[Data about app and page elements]
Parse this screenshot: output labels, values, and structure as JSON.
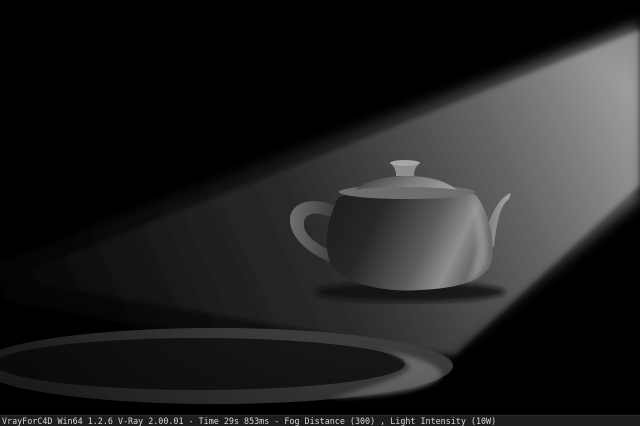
{
  "render": {
    "status_text": "VrayForC4D Win64 1.2.6 V-Ray 2.00.01 - Time 29s 853ms - Fog Distance (300) , Light Intensity (10W)"
  },
  "scene": {
    "subject": "teapot",
    "light": "spotlight-beam",
    "palette": {
      "background": "#000000",
      "beam": "#bdbdbd",
      "teapot_lit": "#8a8a8a",
      "teapot_shadow": "#1a1a1a",
      "floor_pool": "#3a3a3a"
    }
  }
}
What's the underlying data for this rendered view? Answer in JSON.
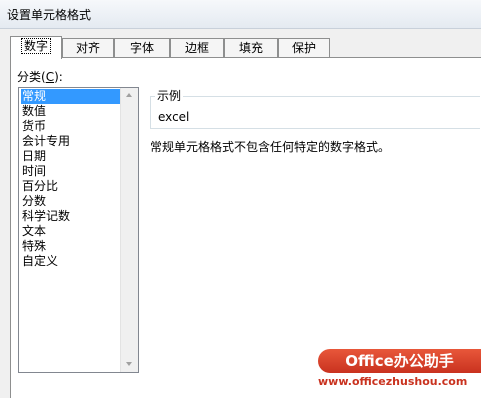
{
  "window": {
    "title": "设置单元格格式"
  },
  "tabs": [
    {
      "label": "数字",
      "active": true
    },
    {
      "label": "对齐"
    },
    {
      "label": "字体"
    },
    {
      "label": "边框"
    },
    {
      "label": "填充"
    },
    {
      "label": "保护"
    }
  ],
  "category": {
    "label_prefix": "分类(",
    "label_hotkey": "C",
    "label_suffix": "):",
    "items": [
      "常规",
      "数值",
      "货币",
      "会计专用",
      "日期",
      "时间",
      "百分比",
      "分数",
      "科学记数",
      "文本",
      "特殊",
      "自定义"
    ],
    "selected": "常规"
  },
  "sample": {
    "legend": "示例",
    "value": "excel"
  },
  "description": "常规单元格格式不包含任何特定的数字格式。",
  "watermark": {
    "badge": "Office办公助手",
    "url": "www.officezhushou.com"
  }
}
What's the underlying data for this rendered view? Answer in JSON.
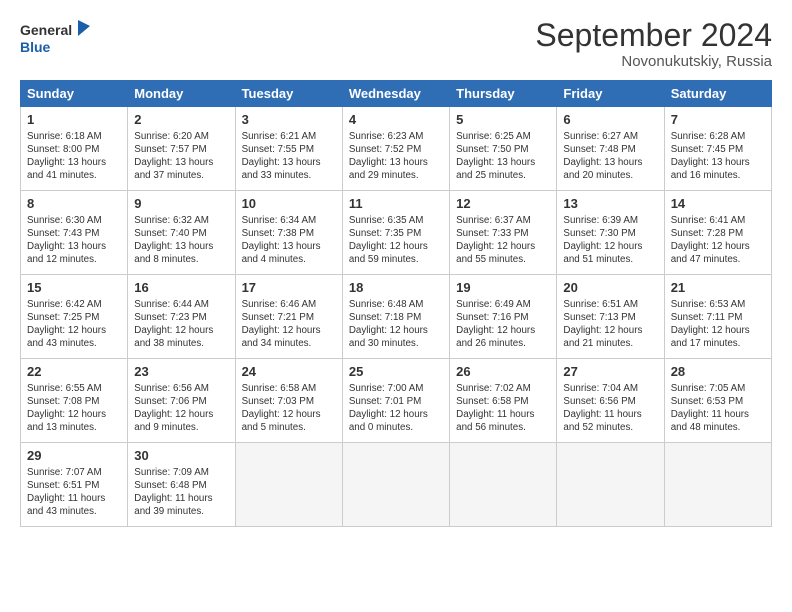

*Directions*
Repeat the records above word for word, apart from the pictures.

*Solved problem*
Parse this screenshot: output labels, values, and structure as JSON.
{
  "render": {
    "status_text": "VrayForC4D Win64 1.2.6 V-Ray 2.00.01 - Time 29s 853ms - Fog Distance (300) , Light Intensity (10W)"
  },
  "scene": {
    "subject": "teapot",
    "light": "spotlight-beam",
    "palette": {
      "background": "#000000",
      "beam": "#bdbdbd",
      "teapot_lit": "#8a8a8a",
      "teapot_shadow": "#1a1a1a",
      "floor_pool": "#3a3a3a"
    }
  }
}
What's the underlying data for this rendered view? Answer in JSON.
{
  "window": {
    "title": "设置单元格格式"
  },
  "tabs": [
    {
      "label": "数字",
      "active": true
    },
    {
      "label": "对齐"
    },
    {
      "label": "字体"
    },
    {
      "label": "边框"
    },
    {
      "label": "填充"
    },
    {
      "label": "保护"
    }
  ],
  "category": {
    "label_prefix": "分类(",
    "label_hotkey": "C",
    "label_suffix": "):",
    "items": [
      "常规",
      "数值",
      "货币",
      "会计专用",
      "日期",
      "时间",
      "百分比",
      "分数",
      "科学记数",
      "文本",
      "特殊",
      "自定义"
    ],
    "selected": "常规"
  },
  "sample": {
    "legend": "示例",
    "value": "excel"
  },
  "description": "常规单元格格式不包含任何特定的数字格式。",
  "watermark": {
    "badge": "Office办公助手",
    "url": "www.officezhushou.com"
  }
}
What's the underlying data for this rendered view? Answer in JSON.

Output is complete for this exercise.